Grab an air purifier and/or a few plants to help the air circulate cleaner. Doing this should aid in the removal of all kinds of toxins from your breathing air.
Be sure you regularly vacuum with a HEPA-strength vacuum. Going over the carpets in your Los Angeles once a week helps remove the toxic gasses within, alongside any weekly grime buildup. HEPA filters are the best type of vacuum you can get, so go for that if you can.
Get a professional Los Angeles steam cleaning done soon, as well. The EPA recommends steam cleaning to get rid of VOCs faster. It may seem weird to get your carpet cleaned by a Los Angeles technician when it’s brand new, but it can help with your air quality a lot.
Does carpet cleaning remove VOCs?
Getting a Los Angeles carpet cleaning can’t eliminate VOCs in your carpet altogether, but it does help remove some of them. The VOCs will leave your carpet naturally over time, but carpet cleaning can help speed up this process quite well. A professional Los Angeles cleaning can also remove any other harmful thing in your carpet.

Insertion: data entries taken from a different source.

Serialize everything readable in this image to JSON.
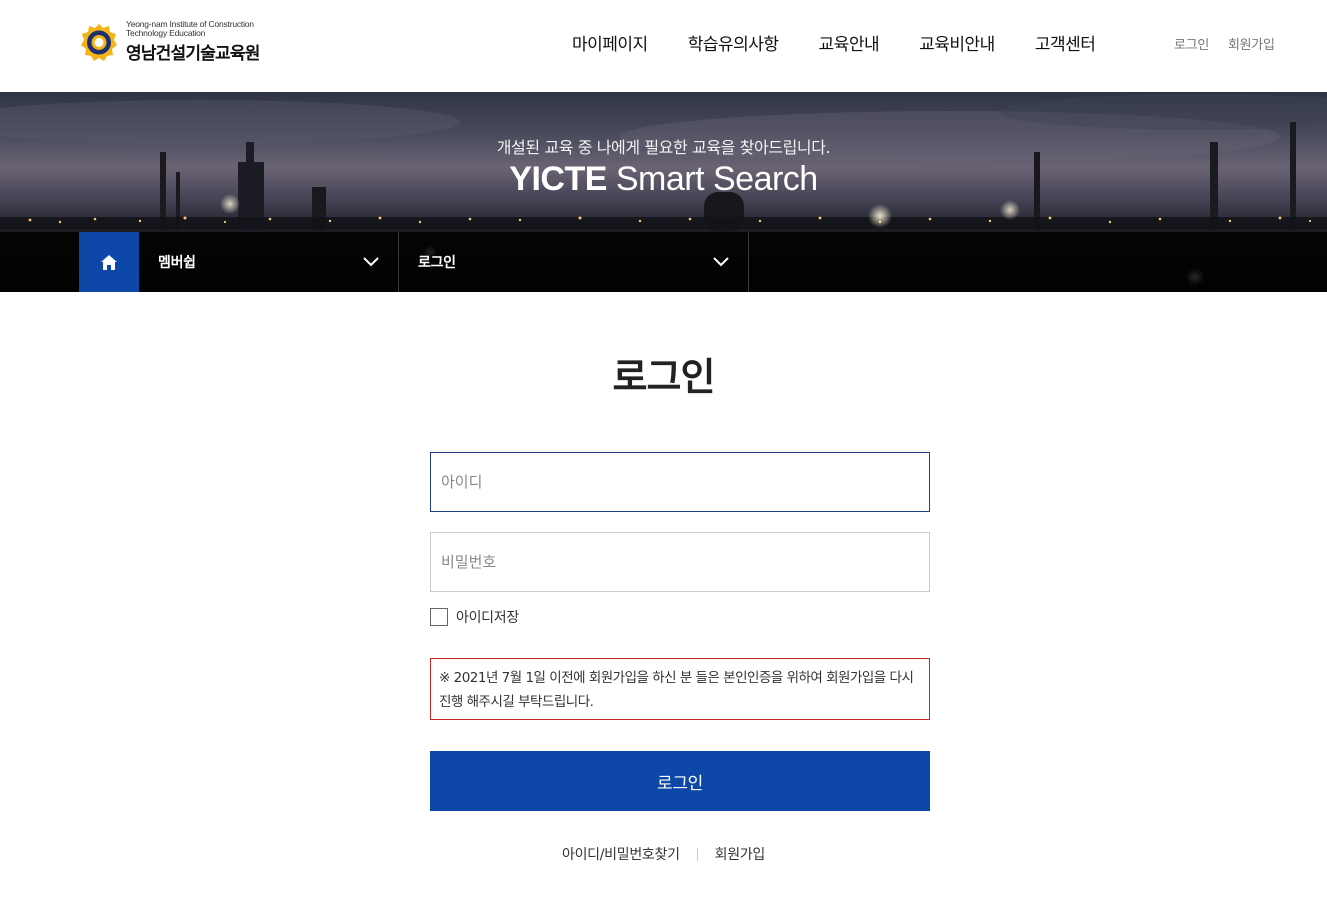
{
  "header": {
    "logo": {
      "en": "Yeong-nam Institute of Construction Technology Education",
      "ko": "영남건설기술교육원"
    },
    "gnb": [
      {
        "label": "마이페이지"
      },
      {
        "label": "학습유의사항"
      },
      {
        "label": "교육안내"
      },
      {
        "label": "교육비안내"
      },
      {
        "label": "고객센터"
      }
    ],
    "util": [
      {
        "label": "로그인"
      },
      {
        "label": "회원가입"
      }
    ]
  },
  "banner": {
    "subtitle": "개설된 교육 중 나에게 필요한 교육을 찾아드립니다.",
    "title_bold": "YICTE",
    "title_rest": " Smart Search"
  },
  "location": {
    "home_icon": "home-icon",
    "depth1": "멤버쉽",
    "depth2": "로그인"
  },
  "login": {
    "title": "로그인",
    "id_placeholder": "아이디",
    "pw_placeholder": "비밀번호",
    "save_id_label": "아이디저장",
    "save_id_checked": false,
    "notice": "※ 2021년 7월 1일 이전에 회원가입을 하신 분 들은 본인인증을 위하여 회원가입을 다시 진행 해주시길 부탁드립니다.",
    "submit_label": "로그인",
    "links": [
      {
        "label": "아이디/비밀번호찾기"
      },
      {
        "label": "회원가입"
      }
    ]
  },
  "colors": {
    "primary": "#0d47a8",
    "notice_border": "#c62828",
    "focus_border": "#1b3d8a"
  }
}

What type of carpet is low VOC?
Low VOC carpets tend to use natural materials. Wool is one of the more popular choices. For a cheaper material, cotton is another good choice. You can also get materials like jute, seagrass, sisal, and coir.
If you prefer synthetic materials, nylon and polypropylene also tend to have lower VOCs than other synthetic materials.
What is an unsafe level of VOCs?
It’s unclear what the exact health effects of VOCs are, so it can be hard to determine what unsafe levels are. There are strict regulations on manufacturing materials that emit VOCs, so you’re unlikely to buy materials that emit too many. That said, activities like painting can create an unhealthy level of VOCs.
VOCs are an unavoidable part of getting a new carpet. They need to be made from synthetic materials that release these chemicals, so you’ll have to accept them as part of your life and get used to that “new carpet smell.”
That said, you don’t need to deal with them. You can reduce your VOC intake by shopping smart and getting a thorough Los Angeles carpet cleaning after installation. You can take care of your carpet VOCs if you know how to do it.